When launched in 1765 the Victory was the ultimate warship design of the Georgian era - the 18th century equivalent of a modern aircraft carrier. As Admiral Lord Nelson's flagship at the Battle of Trafalgar in 1805, the Victory is inextricably linked with the memory of Britain's greatest naval hero.
The process of restoring the Victory involves revisiting the original construction techniques.
With the aid of specially commissioned photographs and an authoritative narrative, the reader is taken below decks to discover the innermost workings of the Victory. There are chapters on how to sail an 18th century man-of-war, gunnery and tactics, and the conservation work to ensure the Victory lasts well into the 21st century.
The HMS Victory Manual is published with the full cooperation of the Royal Navy.
The HMS Victory is probably the most famous surviving historic warship in the world, and the HMS Victory Manual covers everything from the ship's colourful history as flagship to Admiral Lord Nelson, to her modern-day conservation in Portsmouth's Royal Navy Dockyard.
This spectacular vessel was operational for 34 years and suffered through several wars. Her most famous moment was during the 1805 Battle of Trafalgar when Admiral Lord Nelson was killed by a sniper's bullet on her quarter deck. The HMS Victory Manual explores the ship's operation history from 1765 to her retirement in 1812.

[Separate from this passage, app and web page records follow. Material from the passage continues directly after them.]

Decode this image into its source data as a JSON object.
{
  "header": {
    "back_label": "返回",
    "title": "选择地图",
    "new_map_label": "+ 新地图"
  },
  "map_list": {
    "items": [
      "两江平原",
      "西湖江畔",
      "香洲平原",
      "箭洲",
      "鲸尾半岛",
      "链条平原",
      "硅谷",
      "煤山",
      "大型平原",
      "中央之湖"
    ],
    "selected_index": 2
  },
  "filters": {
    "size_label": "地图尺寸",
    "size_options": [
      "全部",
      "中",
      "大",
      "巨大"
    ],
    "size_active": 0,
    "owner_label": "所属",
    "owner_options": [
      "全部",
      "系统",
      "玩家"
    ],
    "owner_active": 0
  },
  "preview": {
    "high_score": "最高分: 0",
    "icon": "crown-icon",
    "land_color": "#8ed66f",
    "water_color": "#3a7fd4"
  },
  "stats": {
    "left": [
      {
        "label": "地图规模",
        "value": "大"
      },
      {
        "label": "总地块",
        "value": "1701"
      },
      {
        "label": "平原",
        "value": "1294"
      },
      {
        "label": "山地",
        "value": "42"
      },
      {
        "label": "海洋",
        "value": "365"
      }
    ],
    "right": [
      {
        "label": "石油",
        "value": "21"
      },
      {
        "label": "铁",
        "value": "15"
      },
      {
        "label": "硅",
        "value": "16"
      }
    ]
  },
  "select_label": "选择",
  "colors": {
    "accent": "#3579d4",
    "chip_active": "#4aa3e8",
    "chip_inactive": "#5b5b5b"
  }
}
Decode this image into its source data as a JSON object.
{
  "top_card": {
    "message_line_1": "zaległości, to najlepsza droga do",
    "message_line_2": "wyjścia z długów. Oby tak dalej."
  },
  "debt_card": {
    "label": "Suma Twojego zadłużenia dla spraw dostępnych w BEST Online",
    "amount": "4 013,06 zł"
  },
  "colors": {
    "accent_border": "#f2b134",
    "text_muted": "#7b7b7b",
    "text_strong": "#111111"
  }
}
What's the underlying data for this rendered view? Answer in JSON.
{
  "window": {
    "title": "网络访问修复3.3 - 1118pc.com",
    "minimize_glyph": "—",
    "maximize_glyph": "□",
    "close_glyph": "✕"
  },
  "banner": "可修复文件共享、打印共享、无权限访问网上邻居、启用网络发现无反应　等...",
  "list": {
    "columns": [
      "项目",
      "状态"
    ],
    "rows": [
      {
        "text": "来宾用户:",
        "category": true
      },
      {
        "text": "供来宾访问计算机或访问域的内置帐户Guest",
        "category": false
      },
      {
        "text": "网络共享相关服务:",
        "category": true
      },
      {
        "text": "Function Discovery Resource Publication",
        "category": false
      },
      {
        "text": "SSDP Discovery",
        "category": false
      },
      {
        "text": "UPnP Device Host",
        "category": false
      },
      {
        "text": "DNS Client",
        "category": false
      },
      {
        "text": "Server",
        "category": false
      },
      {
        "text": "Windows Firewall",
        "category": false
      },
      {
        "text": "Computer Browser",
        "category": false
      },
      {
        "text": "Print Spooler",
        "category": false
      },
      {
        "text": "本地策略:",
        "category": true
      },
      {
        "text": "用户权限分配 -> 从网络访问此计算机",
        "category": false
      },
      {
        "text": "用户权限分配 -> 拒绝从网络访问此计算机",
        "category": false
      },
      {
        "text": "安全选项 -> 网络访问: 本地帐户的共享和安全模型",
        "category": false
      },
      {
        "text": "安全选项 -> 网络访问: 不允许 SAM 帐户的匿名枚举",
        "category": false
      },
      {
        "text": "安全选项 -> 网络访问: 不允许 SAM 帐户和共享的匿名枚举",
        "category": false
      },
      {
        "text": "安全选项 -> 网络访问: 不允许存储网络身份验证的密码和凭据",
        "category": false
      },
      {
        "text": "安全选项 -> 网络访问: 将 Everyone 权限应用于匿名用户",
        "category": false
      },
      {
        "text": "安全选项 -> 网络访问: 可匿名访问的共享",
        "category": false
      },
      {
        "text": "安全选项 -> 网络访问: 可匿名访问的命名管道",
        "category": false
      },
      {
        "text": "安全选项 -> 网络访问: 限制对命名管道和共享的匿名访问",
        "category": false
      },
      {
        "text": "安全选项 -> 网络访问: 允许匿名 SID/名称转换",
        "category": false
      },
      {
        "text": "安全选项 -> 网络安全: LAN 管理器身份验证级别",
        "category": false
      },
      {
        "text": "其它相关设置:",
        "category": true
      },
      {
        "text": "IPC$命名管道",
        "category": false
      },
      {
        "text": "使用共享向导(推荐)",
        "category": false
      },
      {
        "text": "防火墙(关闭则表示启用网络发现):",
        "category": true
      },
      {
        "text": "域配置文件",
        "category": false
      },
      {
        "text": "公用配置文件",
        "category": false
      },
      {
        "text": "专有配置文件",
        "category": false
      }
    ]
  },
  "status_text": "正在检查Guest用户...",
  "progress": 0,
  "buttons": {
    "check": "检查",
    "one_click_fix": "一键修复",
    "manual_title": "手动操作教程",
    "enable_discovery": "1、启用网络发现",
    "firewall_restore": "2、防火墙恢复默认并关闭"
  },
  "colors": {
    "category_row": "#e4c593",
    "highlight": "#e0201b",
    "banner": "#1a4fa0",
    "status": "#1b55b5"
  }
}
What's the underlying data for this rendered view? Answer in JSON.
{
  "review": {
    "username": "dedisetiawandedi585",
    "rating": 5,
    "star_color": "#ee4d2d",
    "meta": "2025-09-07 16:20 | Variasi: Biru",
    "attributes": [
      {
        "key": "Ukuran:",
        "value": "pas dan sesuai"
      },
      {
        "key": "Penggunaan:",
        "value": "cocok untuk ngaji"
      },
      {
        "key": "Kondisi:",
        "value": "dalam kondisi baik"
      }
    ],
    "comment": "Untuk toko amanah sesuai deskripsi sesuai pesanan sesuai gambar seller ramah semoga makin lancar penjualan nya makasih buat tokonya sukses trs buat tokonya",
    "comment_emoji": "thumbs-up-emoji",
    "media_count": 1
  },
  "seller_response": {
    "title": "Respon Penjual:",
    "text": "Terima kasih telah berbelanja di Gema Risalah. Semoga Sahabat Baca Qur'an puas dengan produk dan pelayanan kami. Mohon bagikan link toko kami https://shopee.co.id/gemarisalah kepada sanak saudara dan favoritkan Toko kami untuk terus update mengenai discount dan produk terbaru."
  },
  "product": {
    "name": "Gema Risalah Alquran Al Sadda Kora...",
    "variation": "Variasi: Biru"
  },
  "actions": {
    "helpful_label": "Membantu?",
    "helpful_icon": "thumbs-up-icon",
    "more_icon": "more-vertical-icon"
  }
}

The HMS Victory Manual gives intriguing insights into how this magnificent feat of engineering was constructed, and looks in detail at her anatomy, including the masts, rigging, sails, steering, anchors and of course, weaponry. Day-to-day life onboard the ship is told through the words of those who were sailing, maintaining and fighting aboard her - the captain and seamen.
Today the Victory has a dual role as the flagship of the Royal Navy's Commander-in-Chief Naval Home Command and as a living museum to the Georgian navy. The HMS Victory Manual examines the conservation techniques and problems that have been faced along the road to restoration.
Peter K. Goodwin served in the Royal Navy before pursuing a career as a maritime historian and author. He was appointed the first Keeper and Curator of HMS Victory in 1991. Peter has also worked as historical advisor for the film Master and Commander and the Hornblower series.